It must be understood that you cannot perform turns when flying low with the steep hill behind you. So I don’t know more about steep turns, other than that Lilienthal, who flew much higher, tried to avoid them for some reason. Lilienthal reported once that landing requires a similar counter-intuitive move as turning the glider. He reported that you have to bring your legs behind you to pitch up and decelerate, even if your instinct wants you to have your feet in front of you, when approaching the ground at higher speeds. However, this depends on the trim of the glider, and, in my case, it was just enough to fall a bit backwards and, therefore, move the weight of my whole body to the rear.

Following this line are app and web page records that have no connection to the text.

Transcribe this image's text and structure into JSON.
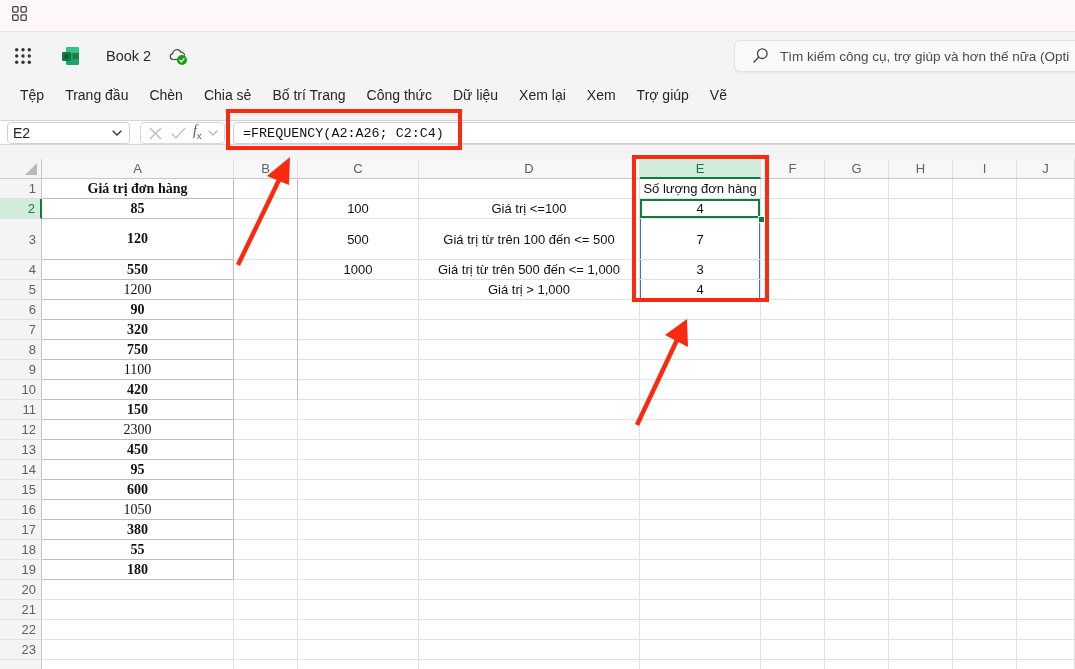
{
  "app_bar": {
    "document_title": "Book 2",
    "search": {
      "placeholder": "Tìm kiếm công cụ, trợ giúp và hơn thế nữa (Opti"
    }
  },
  "ribbon_tabs": [
    "Tệp",
    "Trang đầu",
    "Chèn",
    "Chia sẻ",
    "Bố trí Trang",
    "Công thức",
    "Dữ liệu",
    "Xem lại",
    "Xem",
    "Trợ giúp",
    "Vẽ"
  ],
  "formula_bar": {
    "name_box": "E2",
    "cancel": {
      "disabled": true
    },
    "enter": {
      "disabled": true
    },
    "function_button": "*f*$_{x}$",
    "formula": "=FREQUENCY(A2:A26; C2:C4)"
  },
  "sheet": {
    "columns": [
      {
        "label": "A",
        "selected": false
      },
      {
        "label": "B",
        "selected": false
      },
      {
        "label": "C",
        "selected": false
      },
      {
        "label": "D",
        "selected": false
      },
      {
        "label": "E",
        "selected": true
      },
      {
        "label": "F",
        "selected": false
      },
      {
        "label": "G",
        "selected": false
      },
      {
        "label": "H",
        "selected": false
      },
      {
        "label": "I",
        "selected": false
      },
      {
        "label": "J",
        "selected": false
      }
    ],
    "rows": [
      {
        "label": "1",
        "selected": false
      },
      {
        "label": "2",
        "selected": true
      },
      {
        "label": "3",
        "selected": false
      },
      {
        "label": "4",
        "selected": false
      },
      {
        "label": "5",
        "selected": false
      },
      {
        "label": "6",
        "selected": false
      },
      {
        "label": "7",
        "selected": false
      },
      {
        "label": "8",
        "selected": false
      },
      {
        "label": "9",
        "selected": false
      },
      {
        "label": "10",
        "selected": false
      },
      {
        "label": "11",
        "selected": false
      },
      {
        "label": "12",
        "selected": false
      },
      {
        "label": "13",
        "selected": false
      },
      {
        "label": "14",
        "selected": false
      },
      {
        "label": "15",
        "selected": false
      },
      {
        "label": "16",
        "selected": false
      },
      {
        "label": "17",
        "selected": false
      },
      {
        "label": "18",
        "selected": false
      },
      {
        "label": "19",
        "selected": false
      },
      {
        "label": "20",
        "selected": false
      },
      {
        "label": "21",
        "selected": false
      },
      {
        "label": "22",
        "selected": false
      },
      {
        "label": "23",
        "selected": false
      }
    ],
    "column_a": [
      {
        "text": "Giá trị đơn hàng",
        "bold": true
      },
      {
        "text": "85",
        "bold": true
      },
      {
        "text": "120",
        "bold": true
      },
      {
        "text": "550",
        "bold": true
      },
      {
        "text": "1200",
        "bold": false
      },
      {
        "text": "90",
        "bold": true
      },
      {
        "text": "320",
        "bold": true
      },
      {
        "text": "750",
        "bold": true
      },
      {
        "text": "1100",
        "bold": false
      },
      {
        "text": "420",
        "bold": true
      },
      {
        "text": "150",
        "bold": true
      },
      {
        "text": "2300",
        "bold": false
      },
      {
        "text": "450",
        "bold": true
      },
      {
        "text": "95",
        "bold": true
      },
      {
        "text": "600",
        "bold": true
      },
      {
        "text": "1050",
        "bold": false
      },
      {
        "text": "380",
        "bold": true
      },
      {
        "text": "55",
        "bold": true
      },
      {
        "text": "180",
        "bold": true
      }
    ],
    "column_c": [
      "100",
      "500",
      "1000"
    ],
    "column_d": [
      "Giá trị <=100",
      "Giá trị từ trên 100 đến <= 500",
      "Giá trị từ trên 500 đến <= 1,000",
      "Giá trị > 1,000"
    ],
    "column_e": [
      {
        "text": "Số lượng đơn hàng",
        "selected": false,
        "in_range": false
      },
      {
        "text": "4",
        "selected": true,
        "in_range": true
      },
      {
        "text": "7",
        "selected": false,
        "in_range": true
      },
      {
        "text": "3",
        "selected": false,
        "in_range": true
      },
      {
        "text": "4",
        "selected": false,
        "in_range": true
      }
    ]
  }
}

The problems I had while coordinating my landings at the beginning were the same as the problems I had during early hang glider landings. I initiated the landing too early and too slowly, so the flow on the wings separated slowly but massively. As separated flow is never steady nor two-dimensional, one wing starts sinking earlier than the other and generates more drag at the same time. This is what makes you turn at the end of your flight in such a situation just as well with Lilienthal’s glider as with any other. The trick of landing the Lilienthal glider well is doing this maneuver a little later and a bit more consistently, so the stall occurs dynamically, and the dynamic stall vortices along the leading edges of the wings force the flow into a two-dimensional condition, while creating a short lift overshoot and an additional pitch-up moment. When I finally managed to fly nicely and steadily for up to 70+ meters and to coordinate gentle straight landings, I knew this glider design was and still is just wonderful.

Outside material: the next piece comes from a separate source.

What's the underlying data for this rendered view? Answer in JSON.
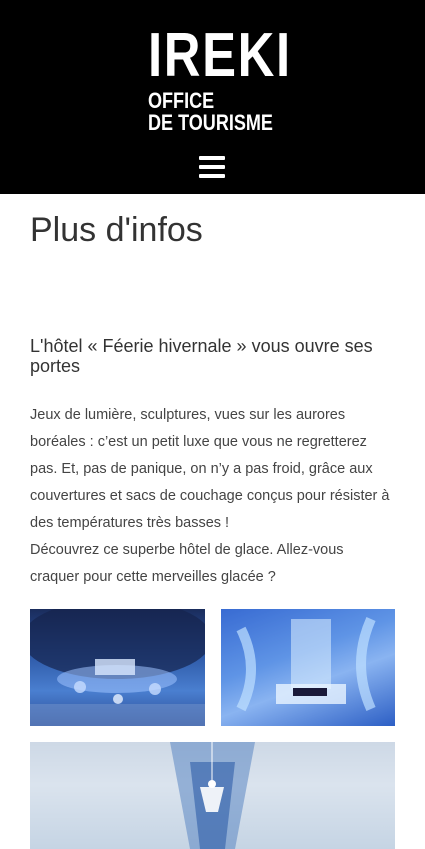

When Lilienthal began his first aerodynamic experiments and bird observations, he lived in a world where even leading scientists did not believed in the possibility of human winged flight. Supported by the new technology that allowed for the addition of photographs to newspapers, he changed everything with this elegant white glider, and motivated other pioneers to start developing powered airplanes. Wilbur Wright wrote about Lilienthal in 1912: “…he was without question the greatest of the precursors, and the world owes him a great debt.”

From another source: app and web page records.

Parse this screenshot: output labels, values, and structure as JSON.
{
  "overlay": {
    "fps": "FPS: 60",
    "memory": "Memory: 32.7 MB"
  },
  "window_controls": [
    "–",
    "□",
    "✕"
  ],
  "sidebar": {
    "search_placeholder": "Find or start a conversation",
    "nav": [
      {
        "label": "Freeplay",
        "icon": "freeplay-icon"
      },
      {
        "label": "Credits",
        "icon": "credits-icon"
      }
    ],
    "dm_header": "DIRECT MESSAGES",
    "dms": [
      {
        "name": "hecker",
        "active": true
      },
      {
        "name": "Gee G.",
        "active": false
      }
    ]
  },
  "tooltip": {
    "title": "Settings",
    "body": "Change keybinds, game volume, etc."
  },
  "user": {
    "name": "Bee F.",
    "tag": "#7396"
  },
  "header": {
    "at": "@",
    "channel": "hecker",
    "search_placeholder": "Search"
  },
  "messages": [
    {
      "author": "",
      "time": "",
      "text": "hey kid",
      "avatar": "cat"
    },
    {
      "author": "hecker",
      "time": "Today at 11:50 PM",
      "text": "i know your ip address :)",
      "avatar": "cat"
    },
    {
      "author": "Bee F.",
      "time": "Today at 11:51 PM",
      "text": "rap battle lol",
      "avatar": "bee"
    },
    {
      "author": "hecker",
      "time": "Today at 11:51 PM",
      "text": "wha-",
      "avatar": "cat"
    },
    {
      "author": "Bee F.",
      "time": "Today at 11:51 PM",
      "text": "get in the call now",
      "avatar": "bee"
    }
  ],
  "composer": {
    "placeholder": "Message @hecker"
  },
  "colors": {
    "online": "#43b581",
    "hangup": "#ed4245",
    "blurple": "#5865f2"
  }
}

Lilienthal’s flying machine still radiates joy and admiration when being unfolded and prepared for wonderful controlled straight downhill flights. The highest risk I can see will occur if a flight becomes unsteady. At this point your body, which is attached to the glider only by your elbows and hands, becomes a multi-element pendulum. And multi-element pendulums are good to generate chaos, but no stable conditions in a common sense. The weaker you are, the earlier it happens, but at the end it will happen to anyone who doesn’t know when not to fly.